That's equivalent, he said, to the quality of weather predictions four decades ago. "If you look back in time to see when our forecast scale was roughly 30 percent less than today, it was 1980." Jacobs told the House Subcommittee on the Environment. That reduction would give coastal residents two or three fewer days to prepare for a hurricane, and it could lead to incorrect predictions of the storms' final path to land, Jacobs said. [...]
In March, the FCC began auctioning off its 24-gigahertz frequency band to wireless carriers, despite the objections of scientists at NOAA, NASA, and the American Meteorological Society. [...]
While the FCC can switch which regions of the spectrum it allocates to phone companies, forecasters are stuck. That's because water vapor emits a faint signal in the atmosphere at a frequency (23.8 GHz) that is extremely close to the one sold for next-generation 5G wireless communications (24 GHz). Satellites like NOAA's GOES-R and the European MetOp monitor this frequency to collect data that is fed into prediction models for upcoming storms and weather systems.

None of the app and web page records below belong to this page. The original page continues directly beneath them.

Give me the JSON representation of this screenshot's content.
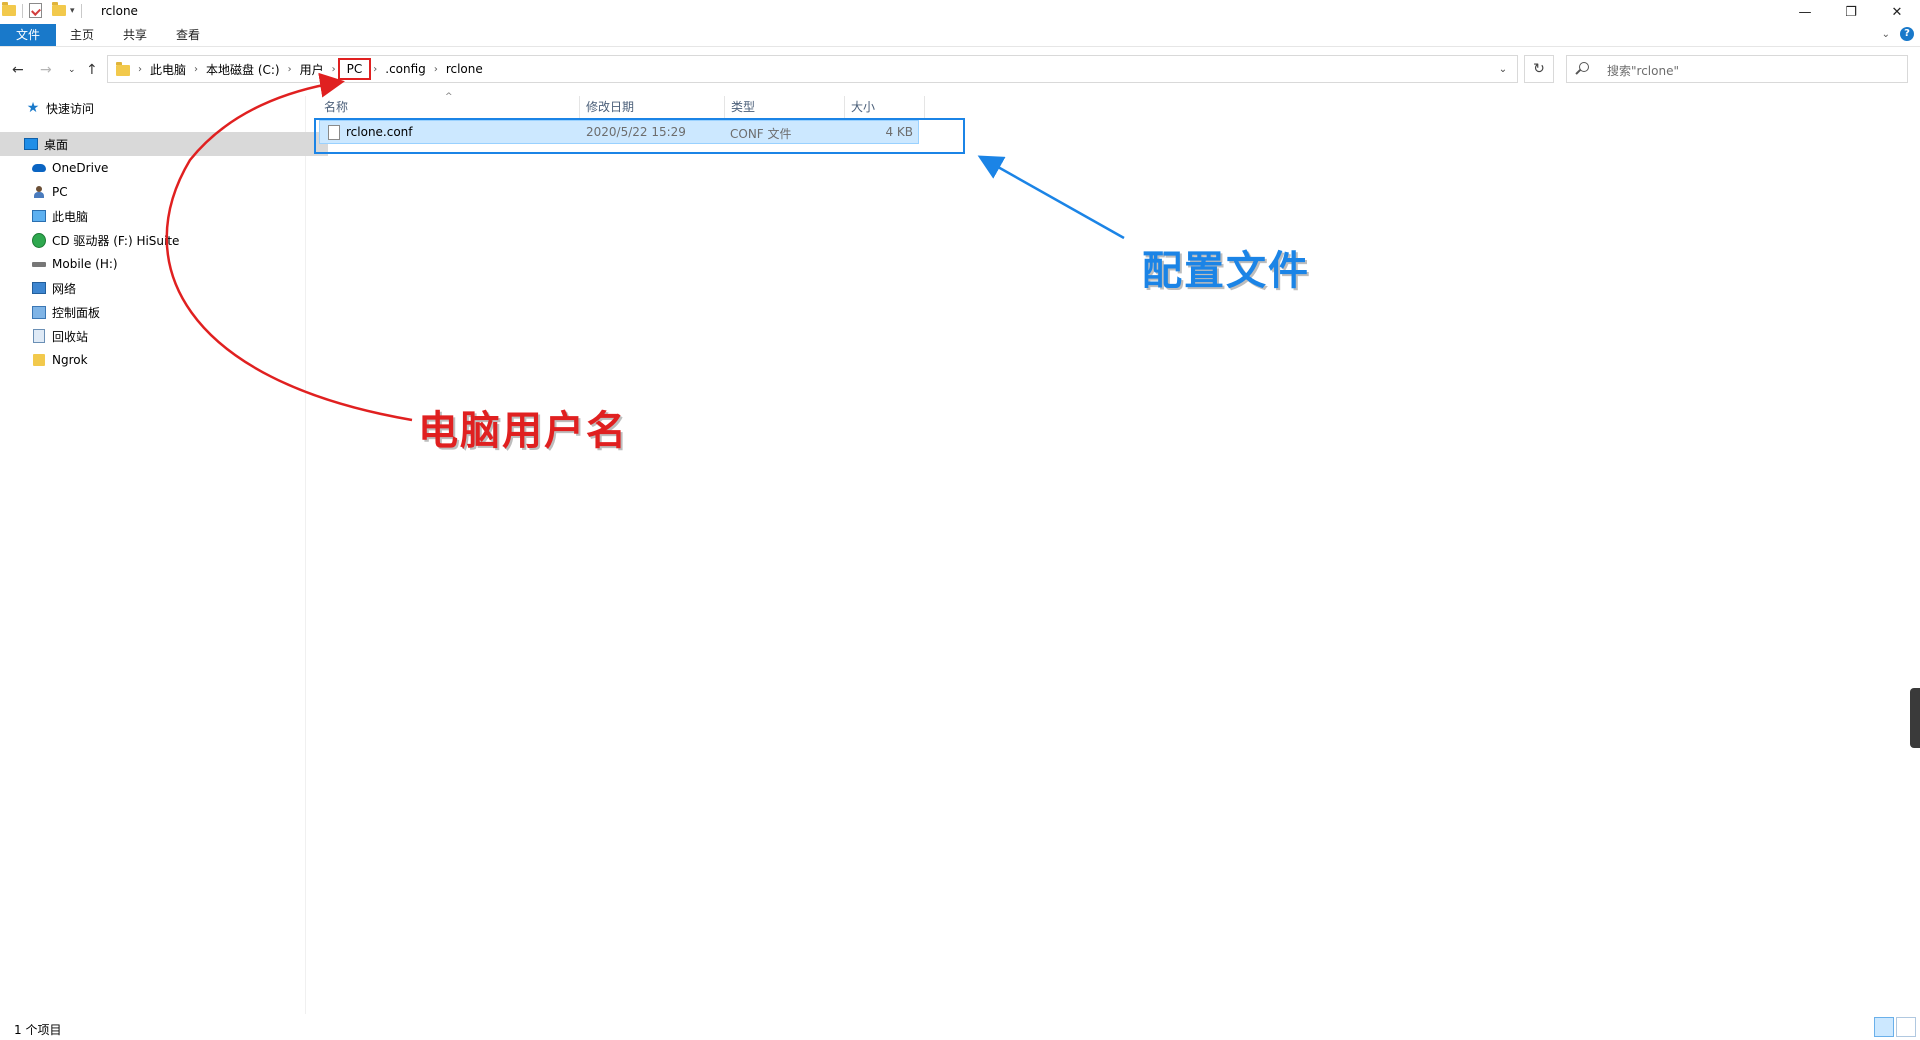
{
  "window": {
    "title": "rclone",
    "minimize": "—",
    "restore": "❐",
    "close": "✕"
  },
  "ribbon": {
    "tabs": [
      "文件",
      "主页",
      "共享",
      "查看"
    ]
  },
  "address": {
    "crumbs": [
      "此电脑",
      "本地磁盘 (C:)",
      "用户",
      "PC",
      ".config",
      "rclone"
    ]
  },
  "search": {
    "placeholder": "搜索\"rclone\""
  },
  "sidebar": {
    "items": [
      {
        "label": "快速访问",
        "icon": "star-icon"
      },
      {
        "label": "桌面",
        "icon": "desktop-icon"
      },
      {
        "label": "OneDrive",
        "icon": "onedrive-icon"
      },
      {
        "label": "PC",
        "icon": "user-icon"
      },
      {
        "label": "此电脑",
        "icon": "computer-icon"
      },
      {
        "label": "CD 驱动器 (F:) HiSuite",
        "icon": "cd-drive-icon"
      },
      {
        "label": "Mobile (H:)",
        "icon": "drive-icon"
      },
      {
        "label": "网络",
        "icon": "network-icon"
      },
      {
        "label": "控制面板",
        "icon": "control-panel-icon"
      },
      {
        "label": "回收站",
        "icon": "recycle-bin-icon"
      },
      {
        "label": "Ngrok",
        "icon": "folder-icon"
      }
    ]
  },
  "columns": [
    "名称",
    "修改日期",
    "类型",
    "大小"
  ],
  "files": [
    {
      "name": "rclone.conf",
      "modified": "2020/5/22 15:29",
      "type": "CONF 文件",
      "size": "4 KB"
    }
  ],
  "status": {
    "count": "1 个项目"
  },
  "annotations": {
    "username": "电脑用户名",
    "config_file": "配置文件"
  },
  "colors": {
    "accent": "#1979ca",
    "selection": "#cce8ff",
    "annotation_red": "#e02020",
    "annotation_blue": "#1b84e6"
  }
}
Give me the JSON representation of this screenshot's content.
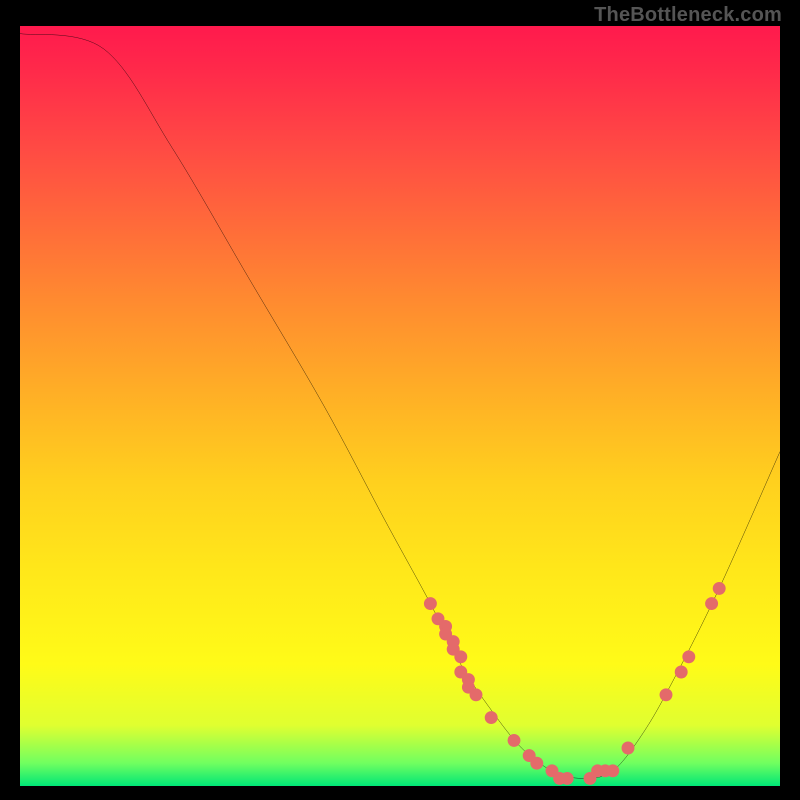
{
  "watermark_text": "TheBottleneck.com",
  "chart_data": {
    "type": "line",
    "title": "",
    "xlabel": "",
    "ylabel": "",
    "xlim": [
      0,
      100
    ],
    "ylim": [
      0,
      100
    ],
    "series": [
      {
        "name": "bottleneck-curve",
        "x": [
          0,
          11,
          20,
          30,
          40,
          48,
          54,
          58,
          62,
          66,
          70,
          74,
          78,
          82,
          86,
          92,
          100
        ],
        "values": [
          99,
          97,
          84,
          67,
          50,
          35,
          24,
          16,
          10,
          5,
          2,
          1,
          2,
          7,
          14,
          26,
          44
        ]
      }
    ],
    "scatter_points": {
      "name": "marker-dots",
      "x": [
        54,
        55,
        56,
        56,
        57,
        57,
        58,
        58,
        59,
        59,
        60,
        62,
        65,
        67,
        68,
        70,
        71,
        72,
        75,
        76,
        77,
        78,
        80,
        85,
        87,
        88,
        91,
        92
      ],
      "y": [
        24,
        22,
        21,
        20,
        19,
        18,
        17,
        15,
        14,
        13,
        12,
        9,
        6,
        4,
        3,
        2,
        1,
        1,
        1,
        2,
        2,
        2,
        5,
        12,
        15,
        17,
        24,
        26
      ],
      "radius": 3.5,
      "color": "#e46a6a"
    },
    "colors": {
      "curve_stroke": "#000000",
      "dot_fill": "#e46a6a",
      "background_top": "#ff1a4d",
      "background_bottom": "#00e676"
    }
  }
}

"We can't move away from 23.8 or we would." [...] NOAA's Jacobs told the House committee that the number currently proposed by the FCC would result in a 77 percent data loss from the NOAA satellite's passive microwave sounders.
NOAA's acting chief said that interference from 5G wireless phones could reduce the accuracy of forecasts by 30 percent.